_DATASET EXCERPTS_:
○ ○ ○ ○ ○

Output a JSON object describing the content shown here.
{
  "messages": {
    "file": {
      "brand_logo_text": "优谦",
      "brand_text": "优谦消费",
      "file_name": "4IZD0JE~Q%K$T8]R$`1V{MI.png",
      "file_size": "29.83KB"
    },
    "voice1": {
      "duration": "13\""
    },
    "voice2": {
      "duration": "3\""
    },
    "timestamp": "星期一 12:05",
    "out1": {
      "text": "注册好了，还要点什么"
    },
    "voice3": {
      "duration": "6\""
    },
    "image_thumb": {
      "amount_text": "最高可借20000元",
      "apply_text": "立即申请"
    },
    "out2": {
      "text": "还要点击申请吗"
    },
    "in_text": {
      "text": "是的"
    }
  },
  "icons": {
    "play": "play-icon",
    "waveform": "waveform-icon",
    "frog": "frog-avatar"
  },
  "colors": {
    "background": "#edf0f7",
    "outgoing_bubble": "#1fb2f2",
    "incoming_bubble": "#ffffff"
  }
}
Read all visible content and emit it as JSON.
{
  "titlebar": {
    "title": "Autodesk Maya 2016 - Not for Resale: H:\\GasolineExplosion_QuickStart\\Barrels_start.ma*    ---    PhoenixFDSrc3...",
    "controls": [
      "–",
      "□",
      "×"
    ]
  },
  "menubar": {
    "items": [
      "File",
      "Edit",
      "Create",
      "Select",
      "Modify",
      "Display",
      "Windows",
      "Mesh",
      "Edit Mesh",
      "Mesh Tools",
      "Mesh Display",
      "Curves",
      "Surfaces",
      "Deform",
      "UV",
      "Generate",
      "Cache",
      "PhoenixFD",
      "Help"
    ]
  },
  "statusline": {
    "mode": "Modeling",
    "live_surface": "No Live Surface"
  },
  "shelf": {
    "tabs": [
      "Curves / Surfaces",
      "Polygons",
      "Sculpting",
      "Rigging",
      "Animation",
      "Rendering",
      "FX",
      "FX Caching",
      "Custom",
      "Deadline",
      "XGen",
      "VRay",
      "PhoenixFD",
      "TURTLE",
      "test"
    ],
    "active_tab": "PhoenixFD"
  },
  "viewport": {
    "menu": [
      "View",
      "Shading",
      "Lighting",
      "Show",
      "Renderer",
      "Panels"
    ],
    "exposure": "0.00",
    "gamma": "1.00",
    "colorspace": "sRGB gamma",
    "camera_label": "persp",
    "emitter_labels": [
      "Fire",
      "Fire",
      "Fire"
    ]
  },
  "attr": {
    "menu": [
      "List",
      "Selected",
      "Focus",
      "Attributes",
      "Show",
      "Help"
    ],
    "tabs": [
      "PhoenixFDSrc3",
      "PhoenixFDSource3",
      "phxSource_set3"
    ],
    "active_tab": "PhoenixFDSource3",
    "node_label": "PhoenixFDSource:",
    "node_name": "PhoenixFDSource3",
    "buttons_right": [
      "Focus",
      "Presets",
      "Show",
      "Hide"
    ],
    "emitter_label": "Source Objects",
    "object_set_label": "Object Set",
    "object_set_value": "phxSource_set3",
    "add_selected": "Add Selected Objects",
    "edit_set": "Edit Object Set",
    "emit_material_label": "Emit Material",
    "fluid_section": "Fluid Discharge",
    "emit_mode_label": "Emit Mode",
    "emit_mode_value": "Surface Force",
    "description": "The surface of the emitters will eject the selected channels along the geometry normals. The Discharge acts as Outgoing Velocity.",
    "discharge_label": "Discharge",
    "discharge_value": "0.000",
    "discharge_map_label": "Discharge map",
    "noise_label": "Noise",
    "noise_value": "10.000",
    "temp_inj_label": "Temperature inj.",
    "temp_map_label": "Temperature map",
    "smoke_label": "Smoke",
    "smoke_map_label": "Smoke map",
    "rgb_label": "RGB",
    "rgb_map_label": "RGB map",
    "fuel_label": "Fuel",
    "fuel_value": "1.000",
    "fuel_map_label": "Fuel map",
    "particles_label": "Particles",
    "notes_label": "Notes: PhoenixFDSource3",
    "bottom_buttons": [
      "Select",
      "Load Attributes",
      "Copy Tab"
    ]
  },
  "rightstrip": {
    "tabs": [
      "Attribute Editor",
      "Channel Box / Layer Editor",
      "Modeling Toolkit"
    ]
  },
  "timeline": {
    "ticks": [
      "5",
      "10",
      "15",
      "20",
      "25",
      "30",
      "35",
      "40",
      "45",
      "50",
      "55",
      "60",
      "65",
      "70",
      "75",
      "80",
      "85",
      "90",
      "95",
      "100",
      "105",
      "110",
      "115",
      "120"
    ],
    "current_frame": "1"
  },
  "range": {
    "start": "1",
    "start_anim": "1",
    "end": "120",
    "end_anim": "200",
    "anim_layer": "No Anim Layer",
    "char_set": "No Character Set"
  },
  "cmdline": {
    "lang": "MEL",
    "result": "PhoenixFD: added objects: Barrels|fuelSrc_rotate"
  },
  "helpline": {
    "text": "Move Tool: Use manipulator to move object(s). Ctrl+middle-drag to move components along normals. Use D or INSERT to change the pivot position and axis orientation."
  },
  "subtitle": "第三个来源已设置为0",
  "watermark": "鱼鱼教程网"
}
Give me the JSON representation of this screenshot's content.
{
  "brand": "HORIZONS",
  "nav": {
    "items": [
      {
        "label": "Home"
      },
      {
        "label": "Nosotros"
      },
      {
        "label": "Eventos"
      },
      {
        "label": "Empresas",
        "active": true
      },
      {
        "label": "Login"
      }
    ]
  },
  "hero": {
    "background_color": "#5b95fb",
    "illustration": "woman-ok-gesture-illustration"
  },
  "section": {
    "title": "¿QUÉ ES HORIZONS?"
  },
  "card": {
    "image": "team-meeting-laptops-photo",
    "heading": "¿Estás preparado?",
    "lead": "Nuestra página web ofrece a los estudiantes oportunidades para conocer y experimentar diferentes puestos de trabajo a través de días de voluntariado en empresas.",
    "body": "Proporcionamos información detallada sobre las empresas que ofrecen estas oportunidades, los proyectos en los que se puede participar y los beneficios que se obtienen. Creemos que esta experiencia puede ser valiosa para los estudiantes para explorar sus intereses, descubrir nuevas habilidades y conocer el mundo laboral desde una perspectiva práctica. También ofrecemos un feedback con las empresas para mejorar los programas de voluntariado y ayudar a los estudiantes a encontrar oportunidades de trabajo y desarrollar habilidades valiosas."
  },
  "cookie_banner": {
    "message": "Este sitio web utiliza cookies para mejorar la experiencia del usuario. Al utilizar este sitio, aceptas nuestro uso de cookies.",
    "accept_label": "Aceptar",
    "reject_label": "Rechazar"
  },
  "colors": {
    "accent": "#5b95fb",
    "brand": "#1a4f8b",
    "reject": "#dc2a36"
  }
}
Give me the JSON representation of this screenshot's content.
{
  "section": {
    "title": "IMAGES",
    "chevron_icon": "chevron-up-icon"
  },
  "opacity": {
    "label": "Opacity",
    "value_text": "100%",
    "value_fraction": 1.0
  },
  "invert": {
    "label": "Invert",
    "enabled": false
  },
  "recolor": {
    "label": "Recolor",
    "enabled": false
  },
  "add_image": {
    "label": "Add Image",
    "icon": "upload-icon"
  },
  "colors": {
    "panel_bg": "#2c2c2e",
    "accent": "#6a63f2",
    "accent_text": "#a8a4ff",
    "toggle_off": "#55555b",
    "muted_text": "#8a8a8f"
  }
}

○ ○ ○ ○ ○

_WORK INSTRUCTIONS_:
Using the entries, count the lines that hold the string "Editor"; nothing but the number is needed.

_RESULT OF THIS EXERCISE_:
2